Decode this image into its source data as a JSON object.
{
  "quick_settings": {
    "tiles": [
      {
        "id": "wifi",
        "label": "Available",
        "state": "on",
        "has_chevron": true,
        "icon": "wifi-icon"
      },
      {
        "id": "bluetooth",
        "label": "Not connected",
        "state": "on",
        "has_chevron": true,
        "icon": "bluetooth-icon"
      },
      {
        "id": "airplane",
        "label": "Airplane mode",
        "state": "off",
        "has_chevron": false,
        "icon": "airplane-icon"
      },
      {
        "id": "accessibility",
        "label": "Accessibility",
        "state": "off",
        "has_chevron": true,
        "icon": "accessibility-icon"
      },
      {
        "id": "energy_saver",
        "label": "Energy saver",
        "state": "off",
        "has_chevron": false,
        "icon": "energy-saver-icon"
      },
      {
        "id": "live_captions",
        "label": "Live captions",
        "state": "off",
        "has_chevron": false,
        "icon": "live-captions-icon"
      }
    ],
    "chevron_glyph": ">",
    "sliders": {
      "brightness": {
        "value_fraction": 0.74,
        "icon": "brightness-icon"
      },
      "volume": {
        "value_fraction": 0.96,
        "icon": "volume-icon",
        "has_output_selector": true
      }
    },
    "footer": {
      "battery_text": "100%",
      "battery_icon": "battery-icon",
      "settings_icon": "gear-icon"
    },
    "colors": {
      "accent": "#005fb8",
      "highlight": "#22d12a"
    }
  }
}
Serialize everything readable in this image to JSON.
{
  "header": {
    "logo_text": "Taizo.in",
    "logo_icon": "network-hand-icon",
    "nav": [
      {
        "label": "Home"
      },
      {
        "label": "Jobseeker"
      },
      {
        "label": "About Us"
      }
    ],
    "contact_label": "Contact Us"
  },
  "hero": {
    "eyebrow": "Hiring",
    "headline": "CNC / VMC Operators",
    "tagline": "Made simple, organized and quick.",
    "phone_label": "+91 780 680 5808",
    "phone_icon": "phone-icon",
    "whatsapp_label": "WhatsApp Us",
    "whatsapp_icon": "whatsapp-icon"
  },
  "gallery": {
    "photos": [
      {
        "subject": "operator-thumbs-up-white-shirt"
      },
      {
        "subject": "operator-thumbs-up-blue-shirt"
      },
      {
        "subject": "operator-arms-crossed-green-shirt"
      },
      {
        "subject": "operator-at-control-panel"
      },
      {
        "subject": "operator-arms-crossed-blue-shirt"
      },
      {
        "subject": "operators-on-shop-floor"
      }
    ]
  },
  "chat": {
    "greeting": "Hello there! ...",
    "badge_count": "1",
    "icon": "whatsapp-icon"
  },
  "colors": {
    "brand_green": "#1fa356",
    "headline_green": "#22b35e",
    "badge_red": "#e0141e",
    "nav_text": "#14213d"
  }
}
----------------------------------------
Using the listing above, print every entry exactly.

_Answer area_
Decode this image into its source data as a JSON object.
{
  "quick_settings": {
    "tiles": [
      {
        "id": "wifi",
        "label": "Available",
        "state": "on",
        "has_chevron": true,
        "icon": "wifi-icon"
      },
      {
        "id": "bluetooth",
        "label": "Not connected",
        "state": "on",
        "has_chevron": true,
        "icon": "bluetooth-icon"
      },
      {
        "id": "airplane",
        "label": "Airplane mode",
        "state": "off",
        "has_chevron": false,
        "icon": "airplane-icon"
      },
      {
        "id": "accessibility",
        "label": "Accessibility",
        "state": "off",
        "has_chevron": true,
        "icon": "accessibility-icon"
      },
      {
        "id": "energy_saver",
        "label": "Energy saver",
        "state": "off",
        "has_chevron": false,
        "icon": "energy-saver-icon"
      },
      {
        "id": "live_captions",
        "label": "Live captions",
        "state": "off",
        "has_chevron": false,
        "icon": "live-captions-icon"
      }
    ],
    "chevron_glyph": ">",
    "sliders": {
      "brightness": {
        "value_fraction": 0.74,
        "icon": "brightness-icon"
      },
      "volume": {
        "value_fraction": 0.96,
        "icon": "volume-icon",
        "has_output_selector": true
      }
    },
    "footer": {
      "battery_text": "100%",
      "battery_icon": "battery-icon",
      "settings_icon": "gear-icon"
    },
    "colors": {
      "accent": "#005fb8",
      "highlight": "#22d12a"
    }
  }
}
Serialize everything readable in this image to JSON.
{
  "header": {
    "logo_text": "Taizo.in",
    "logo_icon": "network-hand-icon",
    "nav": [
      {
        "label": "Home"
      },
      {
        "label": "Jobseeker"
      },
      {
        "label": "About Us"
      }
    ],
    "contact_label": "Contact Us"
  },
  "hero": {
    "eyebrow": "Hiring",
    "headline": "CNC / VMC Operators",
    "tagline": "Made simple, organized and quick.",
    "phone_label": "+91 780 680 5808",
    "phone_icon": "phone-icon",
    "whatsapp_label": "WhatsApp Us",
    "whatsapp_icon": "whatsapp-icon"
  },
  "gallery": {
    "photos": [
      {
        "subject": "operator-thumbs-up-white-shirt"
      },
      {
        "subject": "operator-thumbs-up-blue-shirt"
      },
      {
        "subject": "operator-arms-crossed-green-shirt"
      },
      {
        "subject": "operator-at-control-panel"
      },
      {
        "subject": "operator-arms-crossed-blue-shirt"
      },
      {
        "subject": "operators-on-shop-floor"
      }
    ]
  },
  "chat": {
    "greeting": "Hello there! ...",
    "badge_count": "1",
    "icon": "whatsapp-icon"
  },
  "colors": {
    "brand_green": "#1fa356",
    "headline_green": "#22b35e",
    "badge_red": "#e0141e",
    "nav_text": "#14213d"
  }
}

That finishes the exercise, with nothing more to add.